...In this day and age, it feels like it's more of a rarity for couples NOT to move in together before swapping vows. However, despite the logic behind moving in together ("Isn't it better to know beforehand if we live well together?"; "Don't buy the car before taking it for a test drive!"), it doesn't necessarily guarantee success. According to yet another report by the Centers for Disease Control, about half of all couples that move in together end up separating within five years (thus supporting our parents' reasoning of, "Why buy the cow when the milk's so cheap?").
So, we've pulled together a few tips from friends, family, and the internet on the tips on how to combat a few pitfalls of cohabitation:
1. Make sure you're both on the same page before you move in together. If one party believes that it's "taking the relationship to the next level" and the other party thinks it's a great way to save money, chances are that the the relationship might not make it beyond that five year mark.
2. Figure out what goes and what stays. Based on your space constraints, it's important sort out the necessities and get rid of duplicates. However, if you have sentimental items (like that wagon wheel coffee table), one way to avoid arguments is to set a limit for these special cases.
3. Respect your significant other's quirks. This could be picking up tea bags that stain, putting away shoes from the entryway, or positioning the toilet paper in the right direction.
4. Be meticulous about money. Frederick Hertz, co-author of Living Together: A Legal Guide for Unmarried Couples, says, "If you're doing any significant purchase or credit where you can't afford to just walk away from it if your lover turns out to be a total sociopath, then have a written agreement." Good to know. Also good to know? If you buy an apartment together, make sure the title reflects both shares of the financial contribution.
5. So what happens if you've been living together and one person is supporting the other, be it grad school, a lull in the career, etc.--and the relationship ends? Lee Richey, a marriage therapist, advises that there should be no expectation of payback or strings attached. "If you don't feel completely comfortable supporting your loved one, then don't start."

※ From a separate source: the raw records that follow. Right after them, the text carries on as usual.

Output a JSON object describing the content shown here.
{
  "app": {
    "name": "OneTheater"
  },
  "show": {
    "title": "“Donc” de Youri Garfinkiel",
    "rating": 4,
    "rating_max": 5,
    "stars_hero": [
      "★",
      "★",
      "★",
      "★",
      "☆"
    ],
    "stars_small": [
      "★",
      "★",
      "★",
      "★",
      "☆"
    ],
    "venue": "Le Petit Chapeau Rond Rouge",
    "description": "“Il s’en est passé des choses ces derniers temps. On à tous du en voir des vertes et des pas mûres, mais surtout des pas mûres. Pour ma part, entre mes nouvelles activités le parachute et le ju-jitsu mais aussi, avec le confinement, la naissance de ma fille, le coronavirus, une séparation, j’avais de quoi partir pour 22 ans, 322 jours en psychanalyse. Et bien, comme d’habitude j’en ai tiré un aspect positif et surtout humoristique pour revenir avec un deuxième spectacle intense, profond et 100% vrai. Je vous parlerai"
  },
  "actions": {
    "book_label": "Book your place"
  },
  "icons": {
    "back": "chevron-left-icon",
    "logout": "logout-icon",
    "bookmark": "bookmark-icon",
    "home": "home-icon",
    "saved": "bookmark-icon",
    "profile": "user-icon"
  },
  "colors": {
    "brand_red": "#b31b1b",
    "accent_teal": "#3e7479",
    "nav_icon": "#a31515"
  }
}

Got your own pros, cons, and tips on living with your significant other? Share it with us in the comments...